_Exercise requirements_.
Copy every line from the records that holds the word "icon".

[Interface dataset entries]
++++

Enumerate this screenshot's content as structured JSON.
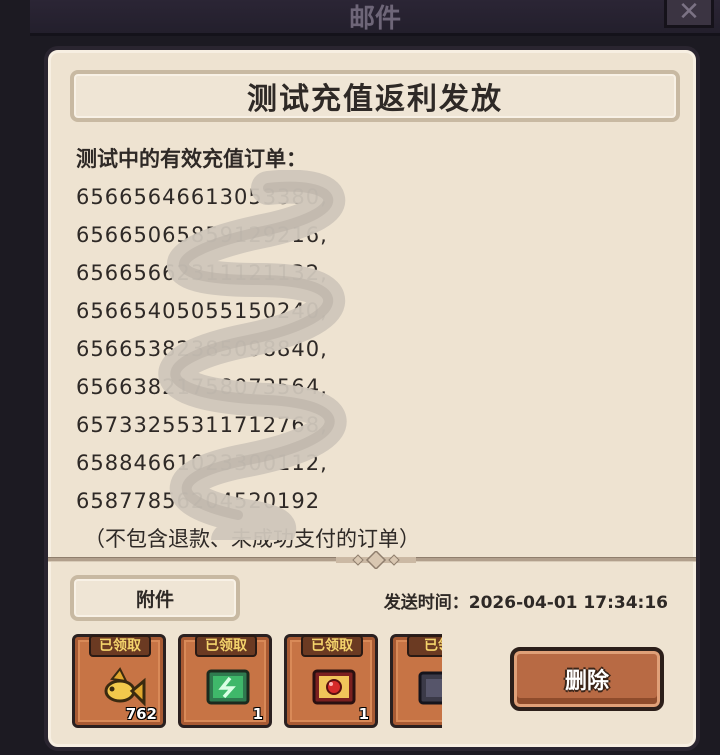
{
  "window": {
    "title": "邮件",
    "close_glyph": "✕"
  },
  "mail": {
    "title": "测试充值返利发放",
    "heading": "测试中的有效充值订单：",
    "orders": [
      "65665646613053380,",
      "65665065859129216,",
      "65665662311121132,",
      "65665405055150240,",
      "65665382385098840,",
      "65663821758073564,",
      "65733255311712768,",
      "65884661023300112,",
      "65877856204520192"
    ],
    "note": "（不包含退款、未成功支付的订单）",
    "attachments_label": "附件",
    "send_time": "发送时间：2026-04-01 17:34:16",
    "delete_label": "删除"
  },
  "attachments": [
    {
      "claimed": "已领取",
      "icon": "golden-fish-icon",
      "count": "762"
    },
    {
      "claimed": "已领取",
      "icon": "energy-card-icon",
      "count": "1"
    },
    {
      "claimed": "已领取",
      "icon": "red-gem-card-icon",
      "count": "1"
    },
    {
      "claimed": "已领",
      "icon": "dark-chest-icon",
      "count": ""
    }
  ],
  "colors": {
    "panel": "#eee3d1",
    "item_bg": "#c77445",
    "claimed_text": "#f4d36b",
    "delete_button": "#b86a44"
  }
}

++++

_Response area_.
      "icon": "golden-fish-icon",
      "icon": "energy-card-icon",
      "icon": "red-gem-card-icon",
      "icon": "dark-chest-icon",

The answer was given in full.